Hyaluronic acid is a natural part of the extracellular matrix of the skin. When applied topically, it has been reported to create an optimal environment for healing. We studied the efficacy of hyaluronic acid sodium salt 0.2% gel in reducing the typical cutaneous side effects of intense pulsed light, namely erythema, peeling, scabbing, and, rarely, blistering, for the treatment of photodamaged or photoaged skin. Ten healthy female subjects (aged 46–67 years) with photodamaged or photoaged skin who had previously been treated with intense pulsed light were enrolled. The study was institutional review board–approved and all subjects signed an informed-consent release. This clinical study design was a

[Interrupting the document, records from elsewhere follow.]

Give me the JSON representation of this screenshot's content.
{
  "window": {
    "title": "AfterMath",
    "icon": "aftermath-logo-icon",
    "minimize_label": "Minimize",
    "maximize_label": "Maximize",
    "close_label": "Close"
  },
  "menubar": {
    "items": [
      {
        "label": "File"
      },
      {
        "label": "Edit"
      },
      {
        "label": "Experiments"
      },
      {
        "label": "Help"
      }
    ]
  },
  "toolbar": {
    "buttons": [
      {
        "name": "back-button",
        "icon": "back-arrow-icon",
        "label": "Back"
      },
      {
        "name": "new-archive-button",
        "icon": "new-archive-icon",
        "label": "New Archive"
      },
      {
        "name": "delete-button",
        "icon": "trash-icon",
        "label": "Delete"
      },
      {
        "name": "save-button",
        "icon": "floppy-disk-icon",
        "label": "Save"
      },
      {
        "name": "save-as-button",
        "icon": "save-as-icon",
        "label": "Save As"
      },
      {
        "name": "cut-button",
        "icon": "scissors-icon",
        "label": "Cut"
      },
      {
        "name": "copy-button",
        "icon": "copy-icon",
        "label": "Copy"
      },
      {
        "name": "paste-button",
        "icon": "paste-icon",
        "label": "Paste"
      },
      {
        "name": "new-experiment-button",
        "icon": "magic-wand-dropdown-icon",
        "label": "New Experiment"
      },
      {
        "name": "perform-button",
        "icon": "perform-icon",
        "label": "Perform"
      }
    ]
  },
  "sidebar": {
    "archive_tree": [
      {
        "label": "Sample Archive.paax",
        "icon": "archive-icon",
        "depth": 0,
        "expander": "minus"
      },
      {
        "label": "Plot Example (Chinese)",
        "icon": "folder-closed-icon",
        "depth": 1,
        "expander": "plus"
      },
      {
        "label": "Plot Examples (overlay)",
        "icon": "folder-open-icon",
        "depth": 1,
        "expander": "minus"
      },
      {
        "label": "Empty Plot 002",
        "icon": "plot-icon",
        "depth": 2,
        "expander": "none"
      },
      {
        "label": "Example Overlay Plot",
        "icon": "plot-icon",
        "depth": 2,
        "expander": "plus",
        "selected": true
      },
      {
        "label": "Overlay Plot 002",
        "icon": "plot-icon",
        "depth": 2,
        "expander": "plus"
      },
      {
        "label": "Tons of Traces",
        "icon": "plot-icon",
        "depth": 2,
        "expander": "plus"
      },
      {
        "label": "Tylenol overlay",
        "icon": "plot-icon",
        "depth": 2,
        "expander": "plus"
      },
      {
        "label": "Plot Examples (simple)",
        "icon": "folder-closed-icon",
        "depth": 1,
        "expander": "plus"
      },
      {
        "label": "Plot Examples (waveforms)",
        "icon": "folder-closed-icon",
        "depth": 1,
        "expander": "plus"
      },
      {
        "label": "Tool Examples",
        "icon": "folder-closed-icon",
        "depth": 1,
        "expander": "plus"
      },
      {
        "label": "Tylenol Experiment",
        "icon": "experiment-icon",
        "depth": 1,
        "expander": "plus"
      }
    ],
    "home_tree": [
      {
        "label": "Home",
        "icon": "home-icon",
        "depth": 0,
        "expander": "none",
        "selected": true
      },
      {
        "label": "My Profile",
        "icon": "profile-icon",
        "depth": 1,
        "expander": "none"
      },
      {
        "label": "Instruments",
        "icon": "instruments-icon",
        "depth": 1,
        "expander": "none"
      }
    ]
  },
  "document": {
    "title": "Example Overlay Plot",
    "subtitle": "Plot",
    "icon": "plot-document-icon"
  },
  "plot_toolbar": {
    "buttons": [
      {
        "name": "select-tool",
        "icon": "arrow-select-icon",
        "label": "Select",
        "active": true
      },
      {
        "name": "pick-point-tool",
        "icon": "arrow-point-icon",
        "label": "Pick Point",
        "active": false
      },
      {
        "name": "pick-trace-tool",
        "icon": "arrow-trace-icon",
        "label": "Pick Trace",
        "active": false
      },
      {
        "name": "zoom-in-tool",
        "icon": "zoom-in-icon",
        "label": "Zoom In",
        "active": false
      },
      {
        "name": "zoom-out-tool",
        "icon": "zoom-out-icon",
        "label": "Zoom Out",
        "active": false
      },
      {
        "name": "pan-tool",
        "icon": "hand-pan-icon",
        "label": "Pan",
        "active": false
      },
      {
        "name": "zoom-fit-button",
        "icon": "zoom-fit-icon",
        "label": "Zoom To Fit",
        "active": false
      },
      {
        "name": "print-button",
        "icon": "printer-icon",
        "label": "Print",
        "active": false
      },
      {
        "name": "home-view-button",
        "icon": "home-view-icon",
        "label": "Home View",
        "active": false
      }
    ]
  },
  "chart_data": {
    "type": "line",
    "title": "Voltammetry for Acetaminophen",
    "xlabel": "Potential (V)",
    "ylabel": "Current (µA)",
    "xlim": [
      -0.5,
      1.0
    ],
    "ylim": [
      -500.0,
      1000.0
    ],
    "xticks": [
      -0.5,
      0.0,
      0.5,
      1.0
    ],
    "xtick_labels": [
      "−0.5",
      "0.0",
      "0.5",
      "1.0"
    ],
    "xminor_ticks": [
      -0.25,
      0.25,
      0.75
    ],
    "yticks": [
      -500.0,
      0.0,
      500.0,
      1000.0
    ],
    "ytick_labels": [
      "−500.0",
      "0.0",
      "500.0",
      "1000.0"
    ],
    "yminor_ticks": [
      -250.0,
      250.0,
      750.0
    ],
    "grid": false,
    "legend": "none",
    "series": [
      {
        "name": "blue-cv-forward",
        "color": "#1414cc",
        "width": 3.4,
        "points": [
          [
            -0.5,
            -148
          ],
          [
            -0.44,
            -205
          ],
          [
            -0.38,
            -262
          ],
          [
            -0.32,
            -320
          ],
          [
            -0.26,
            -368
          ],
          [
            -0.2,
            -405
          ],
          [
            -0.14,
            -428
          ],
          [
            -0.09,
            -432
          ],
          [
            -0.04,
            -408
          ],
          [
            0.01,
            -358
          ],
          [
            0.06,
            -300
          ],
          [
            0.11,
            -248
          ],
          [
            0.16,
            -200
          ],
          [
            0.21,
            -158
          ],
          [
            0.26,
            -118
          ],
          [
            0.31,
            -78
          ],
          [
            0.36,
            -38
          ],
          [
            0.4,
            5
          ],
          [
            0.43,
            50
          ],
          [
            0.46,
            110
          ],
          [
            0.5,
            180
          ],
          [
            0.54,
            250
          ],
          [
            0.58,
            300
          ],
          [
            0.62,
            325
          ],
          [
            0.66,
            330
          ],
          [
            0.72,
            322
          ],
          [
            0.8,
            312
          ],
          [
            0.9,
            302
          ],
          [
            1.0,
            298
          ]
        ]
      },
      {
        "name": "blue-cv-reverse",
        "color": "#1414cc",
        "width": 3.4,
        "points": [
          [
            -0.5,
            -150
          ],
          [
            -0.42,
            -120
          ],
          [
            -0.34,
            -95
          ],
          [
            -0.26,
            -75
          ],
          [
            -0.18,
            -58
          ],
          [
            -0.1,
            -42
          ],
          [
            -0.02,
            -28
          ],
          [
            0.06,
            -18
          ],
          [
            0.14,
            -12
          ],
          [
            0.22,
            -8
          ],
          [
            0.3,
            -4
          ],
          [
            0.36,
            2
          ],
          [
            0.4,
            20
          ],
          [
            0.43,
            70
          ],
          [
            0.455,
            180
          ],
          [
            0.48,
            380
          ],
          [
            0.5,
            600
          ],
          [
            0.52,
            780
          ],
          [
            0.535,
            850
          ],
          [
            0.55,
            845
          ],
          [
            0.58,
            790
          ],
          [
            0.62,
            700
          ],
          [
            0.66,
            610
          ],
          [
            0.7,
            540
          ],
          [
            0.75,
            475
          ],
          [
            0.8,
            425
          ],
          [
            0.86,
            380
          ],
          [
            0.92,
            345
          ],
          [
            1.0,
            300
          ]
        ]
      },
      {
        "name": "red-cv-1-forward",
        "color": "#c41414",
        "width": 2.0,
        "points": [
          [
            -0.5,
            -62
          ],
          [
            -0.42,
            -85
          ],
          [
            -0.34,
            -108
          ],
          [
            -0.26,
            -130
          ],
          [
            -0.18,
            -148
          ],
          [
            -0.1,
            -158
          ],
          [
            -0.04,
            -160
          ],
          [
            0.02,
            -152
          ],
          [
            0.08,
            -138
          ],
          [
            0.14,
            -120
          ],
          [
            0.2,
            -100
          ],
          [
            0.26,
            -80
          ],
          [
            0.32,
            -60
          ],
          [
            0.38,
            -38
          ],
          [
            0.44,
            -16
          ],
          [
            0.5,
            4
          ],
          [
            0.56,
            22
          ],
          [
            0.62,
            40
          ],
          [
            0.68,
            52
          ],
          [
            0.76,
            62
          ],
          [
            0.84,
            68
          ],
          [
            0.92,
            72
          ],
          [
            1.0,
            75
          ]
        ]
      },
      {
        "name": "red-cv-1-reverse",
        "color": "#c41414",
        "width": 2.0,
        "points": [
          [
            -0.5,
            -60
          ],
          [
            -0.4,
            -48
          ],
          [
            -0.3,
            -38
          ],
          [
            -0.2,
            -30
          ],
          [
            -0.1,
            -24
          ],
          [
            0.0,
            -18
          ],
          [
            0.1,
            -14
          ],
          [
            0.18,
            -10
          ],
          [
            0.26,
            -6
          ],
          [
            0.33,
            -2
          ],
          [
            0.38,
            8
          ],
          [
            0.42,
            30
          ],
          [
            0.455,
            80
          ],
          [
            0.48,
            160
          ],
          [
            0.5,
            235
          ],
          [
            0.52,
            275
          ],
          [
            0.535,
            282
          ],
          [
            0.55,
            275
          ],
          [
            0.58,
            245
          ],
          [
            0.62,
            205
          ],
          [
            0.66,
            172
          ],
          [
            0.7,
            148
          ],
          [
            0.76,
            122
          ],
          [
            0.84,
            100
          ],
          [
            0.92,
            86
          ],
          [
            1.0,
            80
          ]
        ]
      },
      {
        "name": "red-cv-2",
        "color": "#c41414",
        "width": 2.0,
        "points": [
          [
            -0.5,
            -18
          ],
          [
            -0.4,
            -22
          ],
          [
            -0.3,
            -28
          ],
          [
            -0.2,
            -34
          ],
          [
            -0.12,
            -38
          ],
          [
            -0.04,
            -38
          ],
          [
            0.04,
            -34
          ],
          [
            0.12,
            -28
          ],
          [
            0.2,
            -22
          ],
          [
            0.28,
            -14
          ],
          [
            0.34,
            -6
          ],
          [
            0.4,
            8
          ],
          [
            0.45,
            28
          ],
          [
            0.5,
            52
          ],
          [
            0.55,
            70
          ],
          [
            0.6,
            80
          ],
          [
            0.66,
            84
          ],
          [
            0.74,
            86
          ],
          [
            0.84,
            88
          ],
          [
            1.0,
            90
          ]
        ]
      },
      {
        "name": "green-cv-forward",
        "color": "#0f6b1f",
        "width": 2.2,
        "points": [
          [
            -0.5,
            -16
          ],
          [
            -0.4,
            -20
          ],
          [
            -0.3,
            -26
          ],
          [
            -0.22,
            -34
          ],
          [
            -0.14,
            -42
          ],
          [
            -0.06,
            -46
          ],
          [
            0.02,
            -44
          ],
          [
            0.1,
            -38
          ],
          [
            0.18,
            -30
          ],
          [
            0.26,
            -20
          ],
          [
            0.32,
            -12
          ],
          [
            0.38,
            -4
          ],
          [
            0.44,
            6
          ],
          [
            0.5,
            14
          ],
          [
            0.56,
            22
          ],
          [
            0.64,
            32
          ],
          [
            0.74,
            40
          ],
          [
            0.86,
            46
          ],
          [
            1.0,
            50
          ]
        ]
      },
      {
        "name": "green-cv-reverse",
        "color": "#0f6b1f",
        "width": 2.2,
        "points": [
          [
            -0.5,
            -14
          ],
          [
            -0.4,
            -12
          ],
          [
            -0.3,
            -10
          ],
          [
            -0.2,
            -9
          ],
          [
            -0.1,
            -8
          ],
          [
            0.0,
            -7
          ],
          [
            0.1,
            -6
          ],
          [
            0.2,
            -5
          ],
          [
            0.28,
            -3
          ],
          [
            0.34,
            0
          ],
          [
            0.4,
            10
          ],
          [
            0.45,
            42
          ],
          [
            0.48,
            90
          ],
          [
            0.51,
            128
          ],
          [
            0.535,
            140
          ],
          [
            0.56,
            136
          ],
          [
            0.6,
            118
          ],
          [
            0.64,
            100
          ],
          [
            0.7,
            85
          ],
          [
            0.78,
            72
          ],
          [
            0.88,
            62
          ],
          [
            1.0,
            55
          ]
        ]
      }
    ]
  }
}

2-week, double-blind, split-face, randomized prospective trial. Subjects applied the hyaluronic acid sodium salt 0.2% gel and comparable vehicle to the designated treatment area (right or left side of face) twice a day for 2 weeks. All subjects were evaluated and clinically graded at visit days 1 (baseline), 4, 7, and 14 with digital photography and cross-polarized photography. Out of the 10 subjects, 6 subjects were observed with optical coherence tomography, 7 subjects with transepidermal water loss, and 7 subjects with capacitance (all performed at baseline and days 4, 7, and 14). All of the patients showed smoother skin with improved texture. Erythema was decreased for many patients on the side treated with hyaluronic acid sodium salt 0.2% gel at some visits during the study. Hyaluronic acid sodium salt 0.2% gel was found to be effective and safe in these subjects.